:: Task details ::
Give the number of lines in the records below that contain the word "screenshot", and nothing more.
Exercise input below:
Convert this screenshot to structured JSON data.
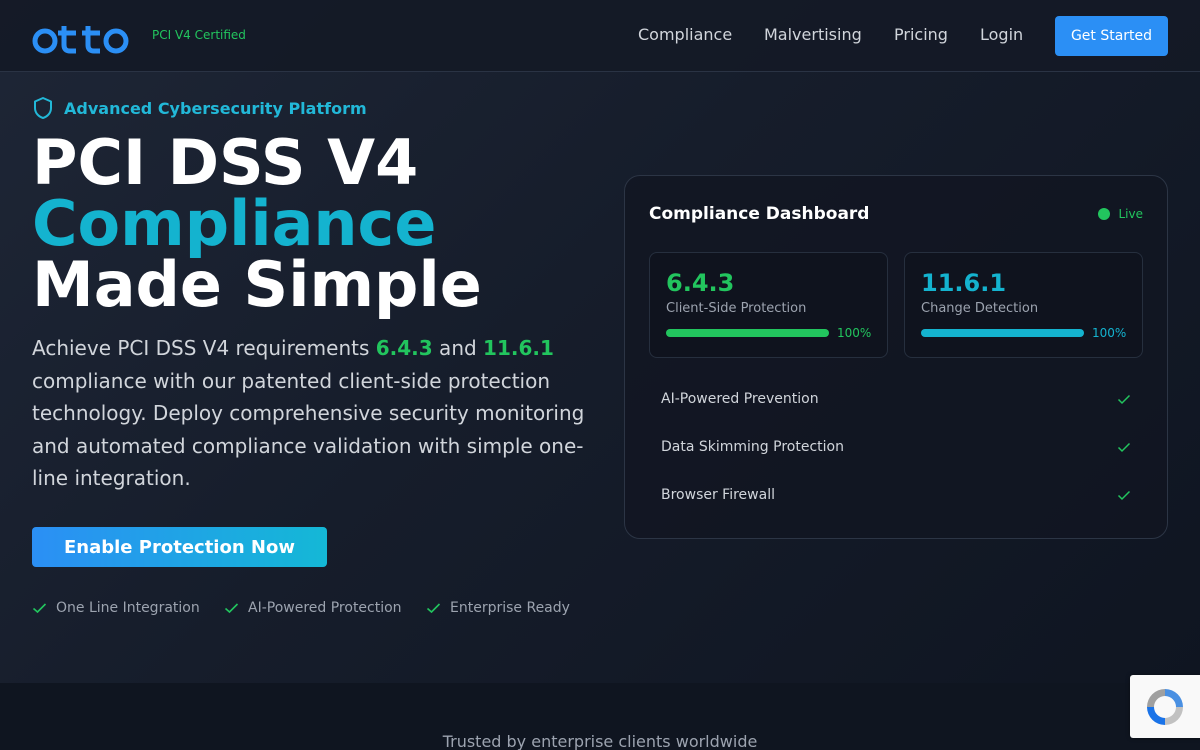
{
  "nav": {
    "logo_text": "otto",
    "certified_badge": "PCI V4 Certified",
    "links": [
      "Compliance",
      "Malvertising",
      "Pricing",
      "Login"
    ],
    "cta_label": "Get Started"
  },
  "hero": {
    "badge_text": "Advanced Cybersecurity Platform",
    "title_line1": "PCI DSS V4",
    "title_line2": "Compliance",
    "title_line3": "Made Simple",
    "desc_part1": "Achieve PCI DSS V4 requirements ",
    "desc_req1": "6.4.3",
    "desc_part2": " and ",
    "desc_req2": "11.6.1",
    "desc_part3": " compliance with our patented client-side protection technology. Deploy comprehensive security monitoring and automated compliance validation with simple one-line integration.",
    "cta_label": "Enable Protection Now",
    "features": [
      "One Line Integration",
      "AI-Powered Protection",
      "Enterprise Ready"
    ]
  },
  "dashboard": {
    "title": "Compliance Dashboard",
    "status": "Live",
    "cards": [
      {
        "code": "6.4.3",
        "label": "Client-Side Protection",
        "progress_percent": 100,
        "percent_text": "100%",
        "color": "#22c55e"
      },
      {
        "code": "11.6.1",
        "label": "Change Detection",
        "progress_percent": 100,
        "percent_text": "100%",
        "color": "#14b3cf"
      }
    ],
    "checklist": [
      "AI-Powered Prevention",
      "Data Skimming Protection",
      "Browser Firewall"
    ]
  },
  "lower": {
    "trusted_text": "Trusted by enterprise clients worldwide"
  },
  "colors": {
    "accent_blue": "#2b8ff5",
    "accent_cyan": "#14b3cf",
    "accent_green": "#22c55e",
    "background": "#111827"
  },
  "icons": [
    "shield-icon",
    "check-icon",
    "recaptcha-icon"
  ]
}
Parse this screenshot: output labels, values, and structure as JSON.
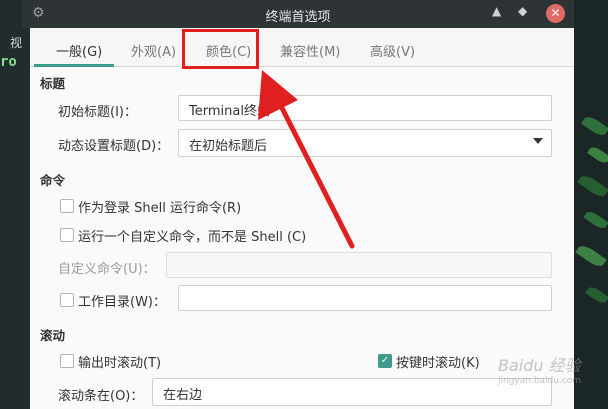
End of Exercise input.
:: Result ::
2